**Task to carry out**
Pick out each line below containing "MGTOW".

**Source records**
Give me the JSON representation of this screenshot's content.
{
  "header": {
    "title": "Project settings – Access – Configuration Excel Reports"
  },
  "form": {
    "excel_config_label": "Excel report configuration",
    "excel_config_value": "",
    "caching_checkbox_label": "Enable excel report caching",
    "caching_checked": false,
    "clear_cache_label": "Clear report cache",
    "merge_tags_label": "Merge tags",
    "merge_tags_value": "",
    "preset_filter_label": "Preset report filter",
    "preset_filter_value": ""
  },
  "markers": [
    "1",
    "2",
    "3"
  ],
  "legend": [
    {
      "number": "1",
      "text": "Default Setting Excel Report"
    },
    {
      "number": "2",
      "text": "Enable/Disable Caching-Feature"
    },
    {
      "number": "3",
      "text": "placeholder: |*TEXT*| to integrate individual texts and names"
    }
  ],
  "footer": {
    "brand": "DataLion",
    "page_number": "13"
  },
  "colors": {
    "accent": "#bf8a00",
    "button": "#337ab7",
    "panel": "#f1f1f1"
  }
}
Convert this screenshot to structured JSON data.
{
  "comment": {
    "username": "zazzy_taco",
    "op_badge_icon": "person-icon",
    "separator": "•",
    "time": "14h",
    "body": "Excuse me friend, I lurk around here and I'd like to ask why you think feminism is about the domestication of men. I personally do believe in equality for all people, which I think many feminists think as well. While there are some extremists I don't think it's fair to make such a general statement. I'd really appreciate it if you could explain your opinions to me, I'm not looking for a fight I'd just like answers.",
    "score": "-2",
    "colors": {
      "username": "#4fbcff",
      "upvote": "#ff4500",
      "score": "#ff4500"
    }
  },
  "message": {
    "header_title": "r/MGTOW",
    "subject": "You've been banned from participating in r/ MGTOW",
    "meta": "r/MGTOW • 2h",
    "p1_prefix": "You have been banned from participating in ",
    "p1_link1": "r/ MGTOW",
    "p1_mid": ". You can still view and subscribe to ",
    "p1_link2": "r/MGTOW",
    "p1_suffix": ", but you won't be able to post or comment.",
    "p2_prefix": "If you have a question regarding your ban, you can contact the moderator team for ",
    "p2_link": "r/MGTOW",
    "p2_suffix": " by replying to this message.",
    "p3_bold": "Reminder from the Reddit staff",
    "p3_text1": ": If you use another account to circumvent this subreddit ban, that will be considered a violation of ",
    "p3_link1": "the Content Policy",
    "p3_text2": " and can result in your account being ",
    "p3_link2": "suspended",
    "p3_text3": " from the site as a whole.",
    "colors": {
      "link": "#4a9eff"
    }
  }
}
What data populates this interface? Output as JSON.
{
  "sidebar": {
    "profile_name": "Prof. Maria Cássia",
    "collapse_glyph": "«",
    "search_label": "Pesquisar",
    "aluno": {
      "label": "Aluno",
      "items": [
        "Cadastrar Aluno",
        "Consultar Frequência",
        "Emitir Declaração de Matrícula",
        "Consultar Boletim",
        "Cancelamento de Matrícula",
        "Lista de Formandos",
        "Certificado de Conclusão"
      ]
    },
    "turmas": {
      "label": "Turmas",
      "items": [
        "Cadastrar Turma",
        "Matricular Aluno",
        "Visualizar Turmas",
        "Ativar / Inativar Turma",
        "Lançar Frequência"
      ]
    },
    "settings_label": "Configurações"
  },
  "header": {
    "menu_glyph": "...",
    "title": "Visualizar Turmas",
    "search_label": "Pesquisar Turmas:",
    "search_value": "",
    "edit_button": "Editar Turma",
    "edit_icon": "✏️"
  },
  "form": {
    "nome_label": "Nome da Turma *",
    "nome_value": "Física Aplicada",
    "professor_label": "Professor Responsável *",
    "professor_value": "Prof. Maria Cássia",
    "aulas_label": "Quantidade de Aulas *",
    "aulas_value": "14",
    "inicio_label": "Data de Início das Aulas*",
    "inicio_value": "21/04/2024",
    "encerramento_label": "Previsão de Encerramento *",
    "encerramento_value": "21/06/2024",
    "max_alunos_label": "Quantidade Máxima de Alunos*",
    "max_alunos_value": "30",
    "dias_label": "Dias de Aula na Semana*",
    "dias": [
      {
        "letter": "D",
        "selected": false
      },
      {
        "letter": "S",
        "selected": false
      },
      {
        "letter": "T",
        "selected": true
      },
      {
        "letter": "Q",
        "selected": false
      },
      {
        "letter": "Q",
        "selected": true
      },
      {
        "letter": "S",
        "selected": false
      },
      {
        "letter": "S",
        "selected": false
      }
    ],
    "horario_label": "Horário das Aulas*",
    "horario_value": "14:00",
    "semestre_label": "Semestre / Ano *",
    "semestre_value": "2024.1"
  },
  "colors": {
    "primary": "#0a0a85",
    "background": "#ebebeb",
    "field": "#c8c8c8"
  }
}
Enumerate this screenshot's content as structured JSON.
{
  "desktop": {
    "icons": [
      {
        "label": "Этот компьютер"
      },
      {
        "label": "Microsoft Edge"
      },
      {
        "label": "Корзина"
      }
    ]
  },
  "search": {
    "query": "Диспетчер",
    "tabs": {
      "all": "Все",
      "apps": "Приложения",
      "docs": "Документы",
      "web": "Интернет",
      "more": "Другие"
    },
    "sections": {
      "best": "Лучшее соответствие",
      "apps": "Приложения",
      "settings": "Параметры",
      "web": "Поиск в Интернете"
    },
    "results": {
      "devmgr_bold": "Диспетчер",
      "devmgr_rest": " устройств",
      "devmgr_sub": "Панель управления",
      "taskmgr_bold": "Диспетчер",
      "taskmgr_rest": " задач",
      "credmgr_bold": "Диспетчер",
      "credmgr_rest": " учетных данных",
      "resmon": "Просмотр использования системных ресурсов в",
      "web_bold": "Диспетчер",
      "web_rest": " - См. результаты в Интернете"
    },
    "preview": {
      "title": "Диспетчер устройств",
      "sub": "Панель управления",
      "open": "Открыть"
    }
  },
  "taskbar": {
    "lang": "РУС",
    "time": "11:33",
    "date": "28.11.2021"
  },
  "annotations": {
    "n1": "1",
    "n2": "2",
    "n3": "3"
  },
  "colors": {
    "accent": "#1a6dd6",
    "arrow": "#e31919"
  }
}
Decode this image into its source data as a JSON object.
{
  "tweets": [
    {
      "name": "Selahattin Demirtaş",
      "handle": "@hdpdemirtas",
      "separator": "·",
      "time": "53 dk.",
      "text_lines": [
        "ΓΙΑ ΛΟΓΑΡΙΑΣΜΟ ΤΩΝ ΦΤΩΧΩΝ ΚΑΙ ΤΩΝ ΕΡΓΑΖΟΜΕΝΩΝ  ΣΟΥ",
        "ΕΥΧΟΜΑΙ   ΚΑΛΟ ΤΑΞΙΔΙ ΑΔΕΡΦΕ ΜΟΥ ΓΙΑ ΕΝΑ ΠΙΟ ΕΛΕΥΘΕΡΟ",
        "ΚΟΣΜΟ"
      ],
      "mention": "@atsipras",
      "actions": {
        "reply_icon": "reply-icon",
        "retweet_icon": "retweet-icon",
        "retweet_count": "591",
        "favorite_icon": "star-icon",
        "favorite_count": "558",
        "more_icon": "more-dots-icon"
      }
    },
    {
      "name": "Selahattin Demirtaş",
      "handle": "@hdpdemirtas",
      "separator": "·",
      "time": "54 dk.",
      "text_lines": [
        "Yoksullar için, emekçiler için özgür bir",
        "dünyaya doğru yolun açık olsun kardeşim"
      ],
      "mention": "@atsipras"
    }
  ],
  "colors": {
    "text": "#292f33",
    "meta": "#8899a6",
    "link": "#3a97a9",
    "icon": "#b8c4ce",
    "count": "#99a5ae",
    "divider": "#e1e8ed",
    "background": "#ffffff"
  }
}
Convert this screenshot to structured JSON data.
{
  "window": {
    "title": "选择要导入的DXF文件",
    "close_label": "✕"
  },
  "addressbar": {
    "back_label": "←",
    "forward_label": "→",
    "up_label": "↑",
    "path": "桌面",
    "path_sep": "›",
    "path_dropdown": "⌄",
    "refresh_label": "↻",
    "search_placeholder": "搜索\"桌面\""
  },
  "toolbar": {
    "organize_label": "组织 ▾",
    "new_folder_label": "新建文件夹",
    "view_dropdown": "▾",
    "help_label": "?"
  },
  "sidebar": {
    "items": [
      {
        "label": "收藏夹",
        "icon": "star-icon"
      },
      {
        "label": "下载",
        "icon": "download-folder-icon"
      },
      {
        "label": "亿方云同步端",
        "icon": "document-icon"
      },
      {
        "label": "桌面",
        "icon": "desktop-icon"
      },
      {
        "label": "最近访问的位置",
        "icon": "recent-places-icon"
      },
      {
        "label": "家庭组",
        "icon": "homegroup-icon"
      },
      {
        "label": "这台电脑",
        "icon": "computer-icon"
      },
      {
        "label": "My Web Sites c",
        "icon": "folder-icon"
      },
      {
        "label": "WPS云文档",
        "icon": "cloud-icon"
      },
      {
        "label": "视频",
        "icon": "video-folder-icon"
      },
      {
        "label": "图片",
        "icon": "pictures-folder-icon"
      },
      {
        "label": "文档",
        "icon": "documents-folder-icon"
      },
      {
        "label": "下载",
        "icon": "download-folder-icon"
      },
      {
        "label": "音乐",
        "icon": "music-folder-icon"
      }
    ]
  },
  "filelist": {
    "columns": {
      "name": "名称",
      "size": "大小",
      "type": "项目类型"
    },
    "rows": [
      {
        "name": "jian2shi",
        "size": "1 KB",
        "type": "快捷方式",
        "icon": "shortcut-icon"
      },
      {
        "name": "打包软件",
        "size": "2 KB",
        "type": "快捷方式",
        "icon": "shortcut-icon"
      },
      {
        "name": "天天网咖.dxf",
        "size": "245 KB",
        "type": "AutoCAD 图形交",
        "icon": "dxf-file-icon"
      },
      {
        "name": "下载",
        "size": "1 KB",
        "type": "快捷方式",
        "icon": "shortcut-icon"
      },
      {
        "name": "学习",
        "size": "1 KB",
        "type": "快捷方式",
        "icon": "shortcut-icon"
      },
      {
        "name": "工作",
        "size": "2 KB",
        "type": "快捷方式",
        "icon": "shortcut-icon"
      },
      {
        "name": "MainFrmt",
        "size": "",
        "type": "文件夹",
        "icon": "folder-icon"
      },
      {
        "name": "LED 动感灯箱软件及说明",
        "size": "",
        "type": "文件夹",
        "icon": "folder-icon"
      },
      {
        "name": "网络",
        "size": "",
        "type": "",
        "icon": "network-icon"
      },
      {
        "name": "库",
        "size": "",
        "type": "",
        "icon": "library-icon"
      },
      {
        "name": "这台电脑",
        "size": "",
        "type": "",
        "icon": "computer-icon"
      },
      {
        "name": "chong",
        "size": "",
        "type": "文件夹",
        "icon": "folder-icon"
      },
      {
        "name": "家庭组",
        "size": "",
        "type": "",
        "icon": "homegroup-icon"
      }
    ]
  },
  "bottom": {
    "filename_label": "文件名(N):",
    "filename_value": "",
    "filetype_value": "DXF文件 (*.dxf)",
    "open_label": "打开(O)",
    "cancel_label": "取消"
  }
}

**Result**
    "header_title": "r/MGTOW",
    "subject": "You've been banned from participating in r/ MGTOW",
    "meta": "r/MGTOW • 2h",
    "p1_link1": "r/ MGTOW",
    "p1_link2": "r/MGTOW",
    "p2_link": "r/MGTOW",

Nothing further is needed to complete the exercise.